== Problem description ==
Write out every record exactly as it appears. Skip the pictures.

App and web page records:
_ _ _ _ _

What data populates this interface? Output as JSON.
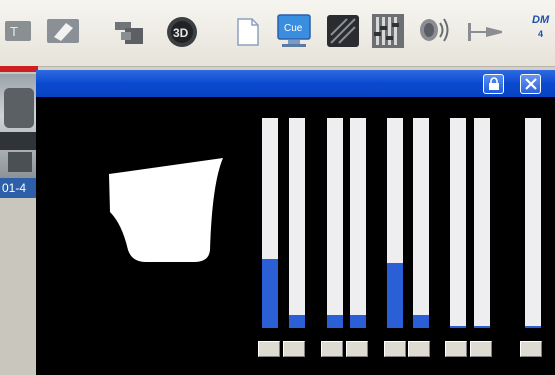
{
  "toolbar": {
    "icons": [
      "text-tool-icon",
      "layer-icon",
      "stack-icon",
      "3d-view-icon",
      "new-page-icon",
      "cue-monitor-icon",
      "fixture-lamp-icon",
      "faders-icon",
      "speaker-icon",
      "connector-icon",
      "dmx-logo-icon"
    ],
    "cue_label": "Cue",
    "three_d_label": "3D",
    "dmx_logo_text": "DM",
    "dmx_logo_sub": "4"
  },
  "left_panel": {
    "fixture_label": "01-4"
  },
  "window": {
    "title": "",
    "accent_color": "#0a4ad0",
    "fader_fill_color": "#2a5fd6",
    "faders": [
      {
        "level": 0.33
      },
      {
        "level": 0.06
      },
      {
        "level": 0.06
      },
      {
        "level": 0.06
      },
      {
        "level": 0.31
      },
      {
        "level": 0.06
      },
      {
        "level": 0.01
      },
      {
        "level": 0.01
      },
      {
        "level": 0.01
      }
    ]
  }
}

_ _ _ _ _

== Written answer ==
What data populates this interface? Output as JSON.
{
  "toolbar": {
    "icons": [
      "text-tool-icon",
      "layer-icon",
      "stack-icon",
      "3d-view-icon",
      "new-page-icon",
      "cue-monitor-icon",
      "fixture-lamp-icon",
      "faders-icon",
      "speaker-icon",
      "connector-icon",
      "dmx-logo-icon"
    ],
    "cue_label": "Cue",
    "three_d_label": "3D",
    "dmx_logo_text": "DM",
    "dmx_logo_sub": "4"
  },
  "left_panel": {
    "fixture_label": "01-4"
  },
  "window": {
    "title": "",
    "accent_color": "#0a4ad0",
    "fader_fill_color": "#2a5fd6",
    "faders": [
      {
        "level": 0.33
      },
      {
        "level": 0.06
      },
      {
        "level": 0.06
      },
      {
        "level": 0.06
      },
      {
        "level": 0.31
      },
      {
        "level": 0.06
      },
      {
        "level": 0.01
      },
      {
        "level": 0.01
      },
      {
        "level": 0.01
      }
    ]
  }
}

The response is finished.